Why Your Ears Might Be Failing You
Listening is one of the most crucial skills you can develop as a dj. So why is it that people rarely, if ever, address it? After all, music is an art form for the ears. You’d be surprised how often you’re not really listening and just going through the motions. Yet, if you’re not truly listening to the beat you’re scratching over, you won’t be nearly as effective as you could be.
What do you typically do during a conversation? Listen to what someone is saying, then respond in a way that relates with what they said? Or do you spend more time thinking about what you want to say while the other person is talking, potentially missing key information? Often times we do the latter. You can imagine how much trouble this can cause. Especially if the topic at hand is very important to the other person involved. By not listening properly and responding appropriately, you could really upset the other person.
When we scratch, we tend to be really caught up in everything we know. From all the scratch techniques we have under our belt, to the patterns we have come to depend on. However, a lot of those things may not be effective for the musical situation you’re in. Remember, scratching is not about showing off everything you know within a minute’s time. It’s about expressing yourself in a way that makes sense for the music you’ve chosen.
Going back to conversation as an example, you wouldn’t spit out every word in your vocabulary just for the sake of doing so would you? So why would you do that when you’re scratching? This is why many of your listeners won’t enjoy, or be impressed with what you’re doing. It’s because your communication style is ineffective from not listening.
A Solid Approach

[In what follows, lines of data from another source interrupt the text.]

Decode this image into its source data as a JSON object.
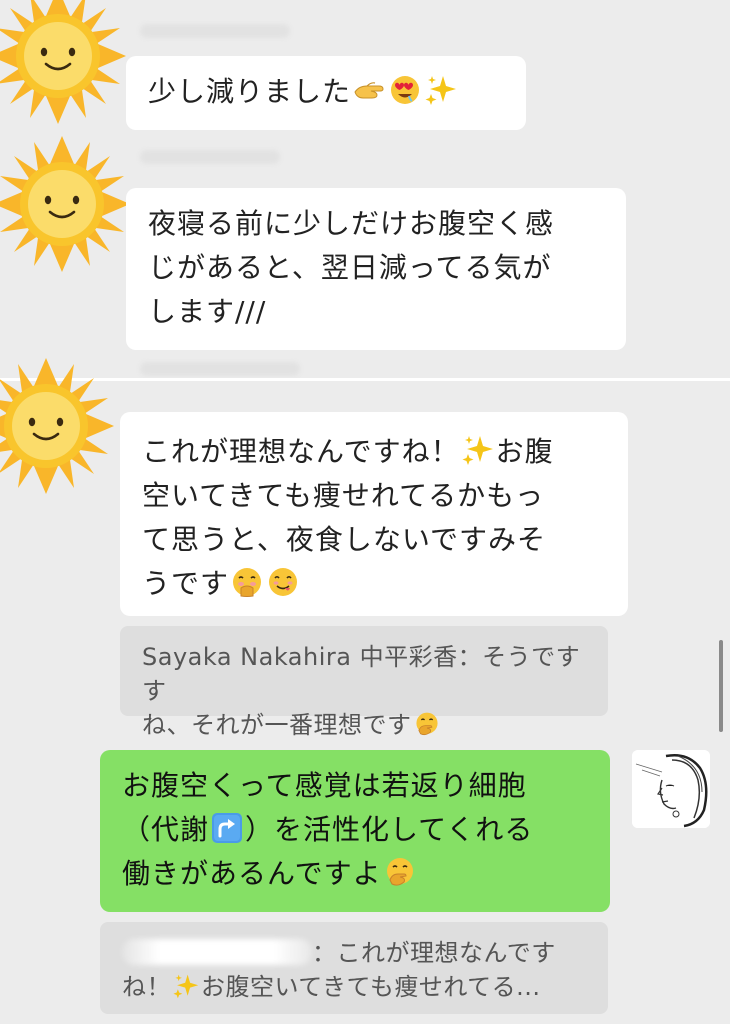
{
  "messages": [
    {
      "type": "incoming",
      "text": "少し減りました",
      "emojis": [
        "pinching-hand-emoji",
        "heart-eyes-emoji",
        "sparkles-emoji"
      ]
    },
    {
      "type": "incoming",
      "line1": "夜寝る前に少しだけお腹空く感",
      "line2": "じがあると、翌日減ってる気が",
      "line3": "します///"
    },
    {
      "type": "incoming",
      "line1a": "これが理想なんですね！",
      "line1b": "お腹",
      "line2": "空いてきても痩せれてるかもっ",
      "line3": "て思うと、夜食しないですみそ",
      "line4": "うです"
    }
  ],
  "reply_quote_1": {
    "author": "Sayaka Nakahira 中平彩香",
    "line1": "：そうですす",
    "line1_text": "Sayaka Nakahira 中平彩香：そうですす",
    "line2": "ね、それが一番理想です"
  },
  "outgoing": {
    "line1": "お腹空くって感覚は若返り細胞",
    "line2a": "（代謝",
    "line2b": "）を活性化してくれる",
    "line3": "働きがあるんですよ"
  },
  "reply_quote_2": {
    "line1": "：これが理想なんです",
    "line2a": "ね！",
    "line2b": "お腹空いてきても痩せれてる..."
  },
  "colors": {
    "background": "#ececec",
    "incoming_bubble": "#ffffff",
    "outgoing_bubble": "#85e065",
    "quote_bubble": "#dedede",
    "sun_avatar": "#f9c52c"
  },
  "icons": [
    "sun-smiley-avatar-icon",
    "sketch-portrait-avatar-icon",
    "up-arrow-emoji",
    "thinking-hand-emoji"
  ]
}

Let’s say you’re scratching over a beat you normally scratch to. You may think you’ve been listening before, but I challenge you to actually stop scratching and just listen to the beat. Think about what kinds of techniques and patterns would really sound good over it. Take note of how the beat progresses. Is it steady throughout? Does it build up over time or does it mellow out? Is there a melody, or is it just a simple drum beat? If it does have a melody, is there a way you can match what the melody is doing rhythmically? These are some of the many questions you can ask yourself to decide what style will best match the beat.

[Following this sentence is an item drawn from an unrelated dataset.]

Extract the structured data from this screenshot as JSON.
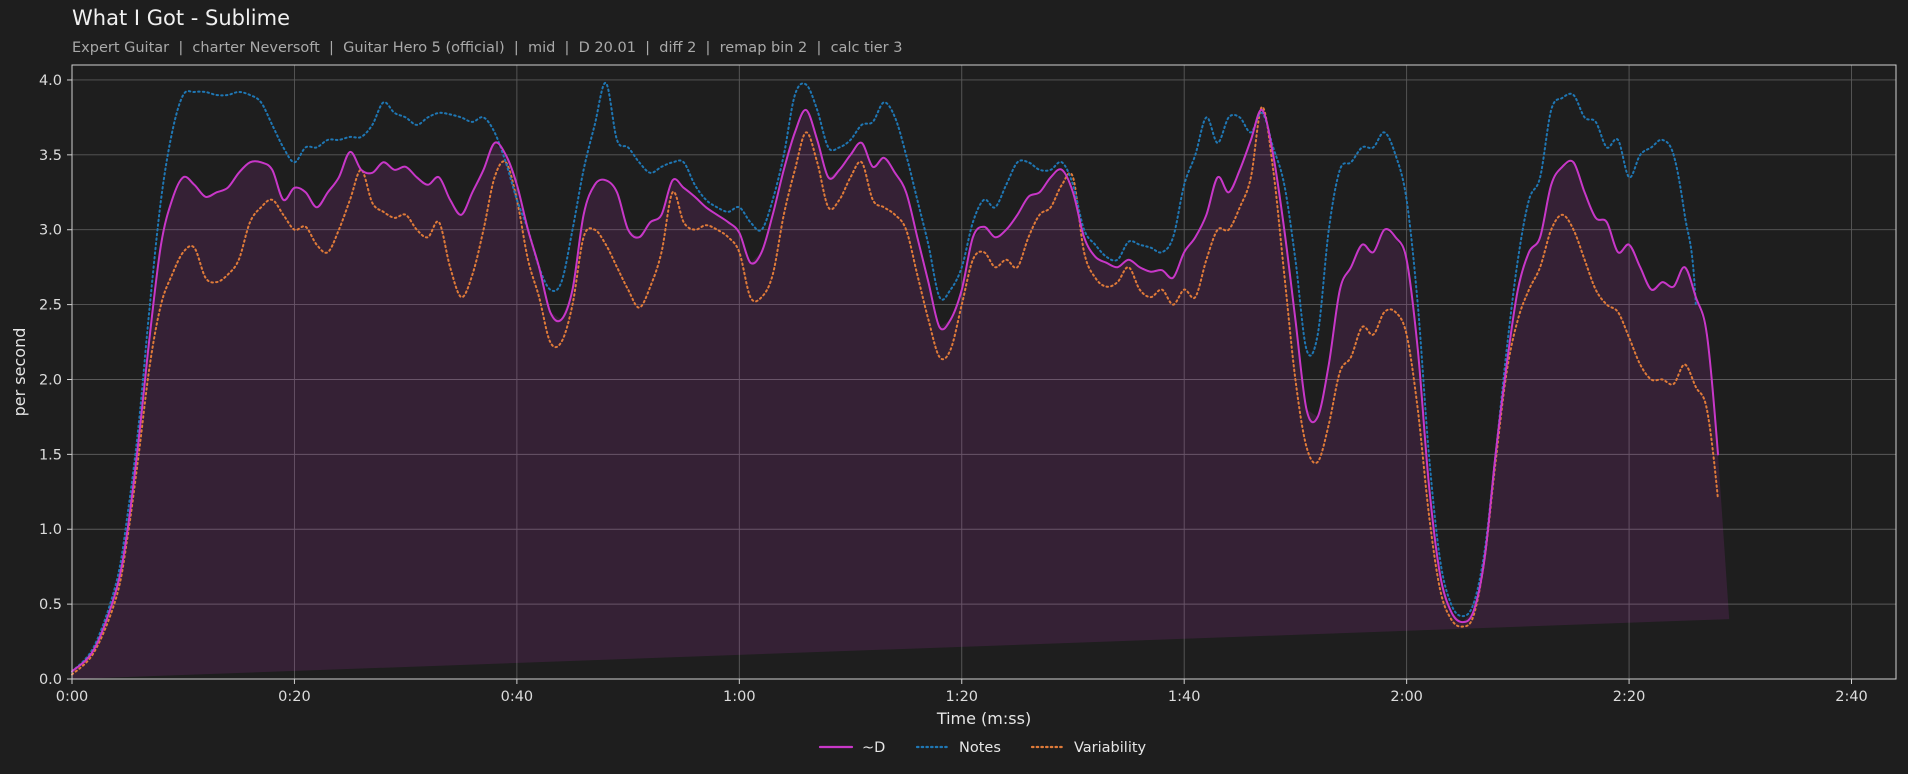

Don’t get discouraged about your scratching if you have patterns you’d like to use that don’t seem to work. This is good because most times, simply making small adjustments in rhythm and pitch can make the difference. Do you need to increase or lower the speed, or pitch? Do you need to use less or more notes? Take time to think about these things more often and it will start to become second nature. The best part is making these changes will increase your scratch vocabulary and give you more options.
You might be making good choices already, but it’s easy to get lost along the way. You could choose patterns that work when you started them, but if the beat switches you could miss the change. However, the audience won’t miss it because it’s the beat that makes more sense to them. That’s why you should listen constantly and listen well, so you can avoid sounding like you don’t fit in.
Silence as a Reset Button
When you start working on your listening skills, it helps to use silence in your scratching, so you can hear what’s happening with the beat and make better choices. As time goes on, you’ll know what works and what doesn’t. However, there will always be new listening challenges ahead, so don’t think it’s okay to give your ears a rest. Keep them active!
Article written by Kwote